(WORK TO BE COMPLETED): Collect every line of the records below that contains the word "From".

(Page and application data records):
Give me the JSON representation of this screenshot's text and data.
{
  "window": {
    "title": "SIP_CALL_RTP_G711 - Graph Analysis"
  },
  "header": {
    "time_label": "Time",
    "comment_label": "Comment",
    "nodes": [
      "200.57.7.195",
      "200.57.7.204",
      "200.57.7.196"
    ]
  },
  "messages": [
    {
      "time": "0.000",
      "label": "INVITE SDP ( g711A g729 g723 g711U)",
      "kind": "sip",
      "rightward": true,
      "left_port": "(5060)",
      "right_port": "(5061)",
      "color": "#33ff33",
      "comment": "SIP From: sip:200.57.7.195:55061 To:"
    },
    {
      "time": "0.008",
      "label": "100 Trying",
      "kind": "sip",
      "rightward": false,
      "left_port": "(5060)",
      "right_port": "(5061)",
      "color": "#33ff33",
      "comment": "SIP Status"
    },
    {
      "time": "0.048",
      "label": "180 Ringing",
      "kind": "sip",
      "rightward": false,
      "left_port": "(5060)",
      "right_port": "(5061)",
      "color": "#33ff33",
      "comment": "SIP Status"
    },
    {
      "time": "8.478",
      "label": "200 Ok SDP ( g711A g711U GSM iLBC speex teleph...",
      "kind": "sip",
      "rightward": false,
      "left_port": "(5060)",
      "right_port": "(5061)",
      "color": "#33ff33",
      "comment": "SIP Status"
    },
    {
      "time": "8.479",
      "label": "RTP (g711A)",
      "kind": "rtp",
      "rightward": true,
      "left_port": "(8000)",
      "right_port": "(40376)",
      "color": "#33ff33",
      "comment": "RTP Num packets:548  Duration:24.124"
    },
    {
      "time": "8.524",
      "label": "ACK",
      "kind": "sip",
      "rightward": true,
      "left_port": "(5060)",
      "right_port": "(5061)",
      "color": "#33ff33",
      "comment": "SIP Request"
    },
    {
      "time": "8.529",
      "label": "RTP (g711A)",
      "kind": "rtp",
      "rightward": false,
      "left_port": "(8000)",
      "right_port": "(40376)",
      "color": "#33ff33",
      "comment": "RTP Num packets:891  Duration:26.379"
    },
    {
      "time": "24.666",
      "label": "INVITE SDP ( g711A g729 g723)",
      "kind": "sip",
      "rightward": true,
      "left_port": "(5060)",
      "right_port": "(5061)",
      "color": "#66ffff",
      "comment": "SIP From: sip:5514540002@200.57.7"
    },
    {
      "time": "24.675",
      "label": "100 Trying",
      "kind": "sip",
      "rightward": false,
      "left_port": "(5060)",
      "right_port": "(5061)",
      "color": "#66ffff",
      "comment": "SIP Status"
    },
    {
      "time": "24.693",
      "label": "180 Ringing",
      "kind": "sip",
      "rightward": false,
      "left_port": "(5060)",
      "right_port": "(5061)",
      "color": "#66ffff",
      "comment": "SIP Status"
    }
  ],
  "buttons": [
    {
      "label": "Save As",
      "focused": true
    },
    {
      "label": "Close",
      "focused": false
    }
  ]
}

(ANSWER):
      "comment": "SIP From: sip:200.57.7.195:55061 To:"
      "comment": "SIP From: sip:5514540002@200.57.7"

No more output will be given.